-- Excerpted data --

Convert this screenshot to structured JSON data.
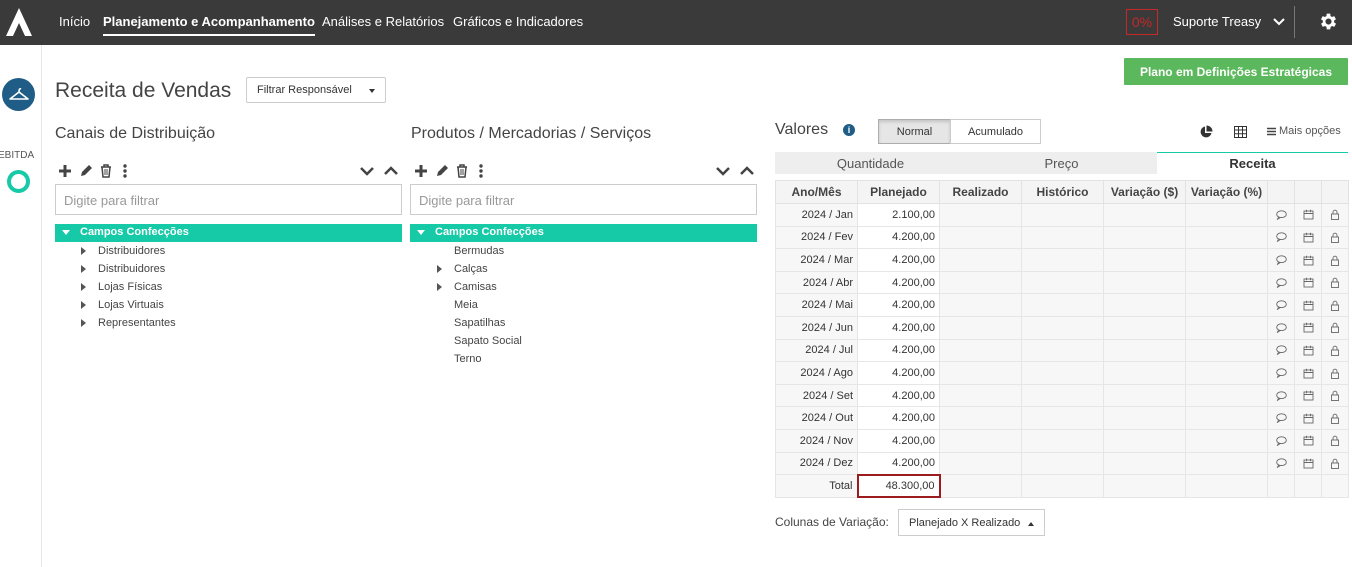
{
  "topbar": {
    "nav": [
      "Início",
      "Planejamento e Acompanhamento",
      "Análises e Relatórios",
      "Gráficos e Indicadores"
    ],
    "percent_badge": "0%",
    "user_name": "Suporte Treasy"
  },
  "sidebar": {
    "label": "EBITDA"
  },
  "page": {
    "title": "Receita de Vendas",
    "filter_responsavel": "Filtrar Responsável",
    "plan_button": "Plano em Definições Estratégicas"
  },
  "canais": {
    "title": "Canais de Distribuição",
    "filter_placeholder": "Digite para filtrar",
    "root": "Campos Confecções",
    "items": [
      {
        "label": "Distribuidores",
        "expandable": true
      },
      {
        "label": "Distribuidores",
        "expandable": true
      },
      {
        "label": "Lojas Físicas",
        "expandable": true
      },
      {
        "label": "Lojas Virtuais",
        "expandable": true
      },
      {
        "label": "Representantes",
        "expandable": true
      }
    ]
  },
  "produtos": {
    "title": "Produtos / Mercadorias / Serviços",
    "filter_placeholder": "Digite para filtrar",
    "root": "Campos Confecções",
    "items": [
      {
        "label": "Bermudas",
        "expandable": false
      },
      {
        "label": "Calças",
        "expandable": true
      },
      {
        "label": "Camisas",
        "expandable": true
      },
      {
        "label": "Meia",
        "expandable": false
      },
      {
        "label": "Sapatilhas",
        "expandable": false
      },
      {
        "label": "Sapato Social",
        "expandable": false
      },
      {
        "label": "Terno",
        "expandable": false
      }
    ]
  },
  "valores": {
    "title": "Valores",
    "toggle_normal": "Normal",
    "toggle_acumulado": "Acumulado",
    "mais_opcoes": "Mais opções",
    "tabs": [
      "Quantidade",
      "Preço",
      "Receita"
    ],
    "active_tab": "Receita",
    "columns": [
      "Ano/Mês",
      "Planejado",
      "Realizado",
      "Histórico",
      "Variação ($)",
      "Variação (%)"
    ],
    "rows": [
      {
        "mes": "2024 / Jan",
        "planejado": "2.100,00"
      },
      {
        "mes": "2024 / Fev",
        "planejado": "4.200,00"
      },
      {
        "mes": "2024 / Mar",
        "planejado": "4.200,00"
      },
      {
        "mes": "2024 / Abr",
        "planejado": "4.200,00"
      },
      {
        "mes": "2024 / Mai",
        "planejado": "4.200,00"
      },
      {
        "mes": "2024 / Jun",
        "planejado": "4.200,00"
      },
      {
        "mes": "2024 / Jul",
        "planejado": "4.200,00"
      },
      {
        "mes": "2024 / Ago",
        "planejado": "4.200,00"
      },
      {
        "mes": "2024 / Set",
        "planejado": "4.200,00"
      },
      {
        "mes": "2024 / Out",
        "planejado": "4.200,00"
      },
      {
        "mes": "2024 / Nov",
        "planejado": "4.200,00"
      },
      {
        "mes": "2024 / Dez",
        "planejado": "4.200,00"
      }
    ],
    "total_label": "Total",
    "total_value": "48.300,00",
    "colunas_variacao_label": "Colunas de Variação:",
    "colunas_variacao_value": "Planejado X Realizado"
  },
  "colors": {
    "accent": "#16c9a7",
    "topbar": "#3a3a3a",
    "primary": "#1f5d86",
    "success": "#5cb85c",
    "danger": "#c62828"
  }
}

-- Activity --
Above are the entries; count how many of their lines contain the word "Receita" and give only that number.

-- Task response --
3